The encouragement I found from other families through their blogs played a large role in convincing us that we could adopt. I prepared my arguments for Curt by sharing link after link and video after video. The more information he had, the more clearly he saw how we could heed God's call to care for orphans through adoption.
I prayed relentlessly not only for the children that God would bring to our home but for God to lay on Curt's heart what He had placed on mine. I rejoiced in thinking of the day when Curt would go from being invited on board to captaining the ship. And then it happened. One day several months ago, not long before we witnessed the official move of our local church fellowship into orphan care, Curt said, "let's do it." And we haven't looked back.
Now, Curt was no stranger to orphan care. When we met, he worked in a children's home primarily for children in the foster care system. And since the loss of his brother just 8 moths ago, I have witnessed him become a father figure to our nephew, caring for him physically and spiritually. My husband knows what it is to be fatherless. And I am grateful that even through painful circumstances, our Father was preparing both of us for this decision.
If you are burdened to care for orphans (and if you are a Believer, you are burdened), then I want to encourage you to prayerfully seek how our Father would have you obey that call. And I want to encourage you to act. Not every family is called to adopt, but we are all called to care for orphans. You may have time to spend supporting a family in your church who is or has adopted by volunteering to babysit. You may have money to support an orphan care ministry or a family struggling to raise the funds to ransom their child.
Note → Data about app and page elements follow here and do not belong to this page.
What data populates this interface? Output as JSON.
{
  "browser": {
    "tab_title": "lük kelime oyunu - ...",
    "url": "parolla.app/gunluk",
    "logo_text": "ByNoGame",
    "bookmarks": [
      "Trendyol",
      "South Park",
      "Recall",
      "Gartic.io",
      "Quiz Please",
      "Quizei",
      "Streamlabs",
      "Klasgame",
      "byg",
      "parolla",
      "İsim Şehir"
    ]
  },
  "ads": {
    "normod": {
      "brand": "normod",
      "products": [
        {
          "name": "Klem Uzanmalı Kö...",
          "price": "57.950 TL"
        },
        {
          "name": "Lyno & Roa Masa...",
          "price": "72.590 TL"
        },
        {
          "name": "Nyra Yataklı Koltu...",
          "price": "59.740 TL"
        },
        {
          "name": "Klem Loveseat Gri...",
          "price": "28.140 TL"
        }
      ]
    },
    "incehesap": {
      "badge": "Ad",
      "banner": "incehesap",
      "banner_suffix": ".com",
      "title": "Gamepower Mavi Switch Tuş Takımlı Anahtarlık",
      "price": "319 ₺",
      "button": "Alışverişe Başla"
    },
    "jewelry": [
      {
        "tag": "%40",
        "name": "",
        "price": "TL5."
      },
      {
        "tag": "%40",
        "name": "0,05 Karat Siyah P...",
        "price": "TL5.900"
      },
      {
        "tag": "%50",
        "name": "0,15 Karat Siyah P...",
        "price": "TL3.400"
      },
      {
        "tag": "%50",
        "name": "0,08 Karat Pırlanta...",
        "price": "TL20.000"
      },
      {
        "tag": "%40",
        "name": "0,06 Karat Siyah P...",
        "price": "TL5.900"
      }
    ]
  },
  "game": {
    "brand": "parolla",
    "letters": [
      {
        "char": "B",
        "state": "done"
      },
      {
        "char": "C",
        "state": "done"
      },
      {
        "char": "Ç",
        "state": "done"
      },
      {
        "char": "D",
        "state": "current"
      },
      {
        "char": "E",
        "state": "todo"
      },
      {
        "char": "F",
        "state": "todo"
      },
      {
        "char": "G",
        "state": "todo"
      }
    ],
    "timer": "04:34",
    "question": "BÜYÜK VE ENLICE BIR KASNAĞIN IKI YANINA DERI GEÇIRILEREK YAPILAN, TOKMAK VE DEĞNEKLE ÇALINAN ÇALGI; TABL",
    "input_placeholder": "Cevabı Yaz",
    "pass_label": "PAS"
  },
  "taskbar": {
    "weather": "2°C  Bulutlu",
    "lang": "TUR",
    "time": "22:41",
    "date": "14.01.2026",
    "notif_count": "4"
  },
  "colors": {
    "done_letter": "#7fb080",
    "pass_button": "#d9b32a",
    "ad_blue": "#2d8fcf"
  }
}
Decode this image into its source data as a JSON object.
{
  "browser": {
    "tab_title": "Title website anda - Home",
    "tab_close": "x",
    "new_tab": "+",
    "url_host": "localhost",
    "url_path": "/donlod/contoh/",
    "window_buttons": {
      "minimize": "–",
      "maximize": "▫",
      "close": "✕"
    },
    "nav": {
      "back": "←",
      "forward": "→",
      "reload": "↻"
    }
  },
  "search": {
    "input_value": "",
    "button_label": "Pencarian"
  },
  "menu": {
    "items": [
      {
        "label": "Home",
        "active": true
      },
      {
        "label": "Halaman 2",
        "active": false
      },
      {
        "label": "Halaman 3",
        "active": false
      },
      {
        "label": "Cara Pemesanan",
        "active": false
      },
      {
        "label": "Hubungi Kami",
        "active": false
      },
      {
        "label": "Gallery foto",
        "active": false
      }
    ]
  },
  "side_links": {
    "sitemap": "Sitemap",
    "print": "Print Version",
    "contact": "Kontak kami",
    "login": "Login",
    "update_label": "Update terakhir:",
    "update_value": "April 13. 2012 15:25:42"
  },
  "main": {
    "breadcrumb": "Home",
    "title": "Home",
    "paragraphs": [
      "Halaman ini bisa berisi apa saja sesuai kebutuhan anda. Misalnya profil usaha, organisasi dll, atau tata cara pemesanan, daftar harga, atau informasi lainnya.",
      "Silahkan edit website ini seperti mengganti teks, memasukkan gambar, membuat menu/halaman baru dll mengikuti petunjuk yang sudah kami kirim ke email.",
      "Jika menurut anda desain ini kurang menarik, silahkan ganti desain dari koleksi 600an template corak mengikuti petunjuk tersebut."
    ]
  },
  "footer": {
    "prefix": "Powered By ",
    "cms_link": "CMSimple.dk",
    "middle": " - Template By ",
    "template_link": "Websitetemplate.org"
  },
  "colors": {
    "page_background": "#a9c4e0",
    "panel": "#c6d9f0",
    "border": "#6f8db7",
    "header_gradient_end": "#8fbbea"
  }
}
You most certainly can pray.
If you are called, know that our Father will provide a way for you to obey. And if you've listened to our pastor for any amount of time, you know that God's Plan A for obeying His commands is through His people. We are grateful and humbled (if somewhat uncomfortable) to come before His people for help in heeding this call on our family. But as I keep saying, there's nothing I would not do for one of my children. And my discomfort in exposing our family's personal decision and asking for support is not worthy to be compared with the blessing of ransoming our baby girl or encouraging others to care for the least of these, much less the glory yet to be revealed in us.
Our long-term goal is not to afford an adoption. Our dream is far grander and far more daunting: to raise our children for His glory, that we might see them in heaven and that they might be effective witnesses until then, to confidently send them out into the world with hearts full of the Word and heavy for the nations.
Thank YOU for being part of our story.